### EXERCISE DETAILS
Your task is to give the data again, exactly, with every line intact.

(Data records for software interfaces)
____________

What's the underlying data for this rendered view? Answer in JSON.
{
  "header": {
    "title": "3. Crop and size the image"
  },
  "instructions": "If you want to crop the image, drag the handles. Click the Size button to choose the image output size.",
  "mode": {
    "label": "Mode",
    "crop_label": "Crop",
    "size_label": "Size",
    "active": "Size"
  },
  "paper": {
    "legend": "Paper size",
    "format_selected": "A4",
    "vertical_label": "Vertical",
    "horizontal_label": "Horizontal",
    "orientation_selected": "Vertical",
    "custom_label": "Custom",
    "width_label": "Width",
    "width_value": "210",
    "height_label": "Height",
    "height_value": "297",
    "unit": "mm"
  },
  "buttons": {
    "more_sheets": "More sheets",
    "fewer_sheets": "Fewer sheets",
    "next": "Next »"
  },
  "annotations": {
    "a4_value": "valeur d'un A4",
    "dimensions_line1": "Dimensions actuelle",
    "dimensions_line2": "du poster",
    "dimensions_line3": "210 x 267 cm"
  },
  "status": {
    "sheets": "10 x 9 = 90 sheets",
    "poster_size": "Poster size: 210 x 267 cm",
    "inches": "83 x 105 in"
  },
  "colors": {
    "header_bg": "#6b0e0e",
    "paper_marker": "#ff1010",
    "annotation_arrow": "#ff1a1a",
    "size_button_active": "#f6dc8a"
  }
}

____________

### SOLUTION TO THIS PROBLEM
What's the underlying data for this rendered view? Answer in JSON.
{
  "header": {
    "title": "3. Crop and size the image"
  },
  "instructions": "If you want to crop the image, drag the handles. Click the Size button to choose the image output size.",
  "mode": {
    "label": "Mode",
    "crop_label": "Crop",
    "size_label": "Size",
    "active": "Size"
  },
  "paper": {
    "legend": "Paper size",
    "format_selected": "A4",
    "vertical_label": "Vertical",
    "horizontal_label": "Horizontal",
    "orientation_selected": "Vertical",
    "custom_label": "Custom",
    "width_label": "Width",
    "width_value": "210",
    "height_label": "Height",
    "height_value": "297",
    "unit": "mm"
  },
  "buttons": {
    "more_sheets": "More sheets",
    "fewer_sheets": "Fewer sheets",
    "next": "Next »"
  },
  "annotations": {
    "a4_value": "valeur d'un A4",
    "dimensions_line1": "Dimensions actuelle",
    "dimensions_line2": "du poster",
    "dimensions_line3": "210 x 267 cm"
  },
  "status": {
    "sheets": "10 x 9 = 90 sheets",
    "poster_size": "Poster size: 210 x 267 cm",
    "inches": "83 x 105 in"
  },
  "colors": {
    "header_bg": "#6b0e0e",
    "paper_marker": "#ff1010",
    "annotation_arrow": "#ff1a1a",
    "size_button_active": "#f6dc8a"
  }
}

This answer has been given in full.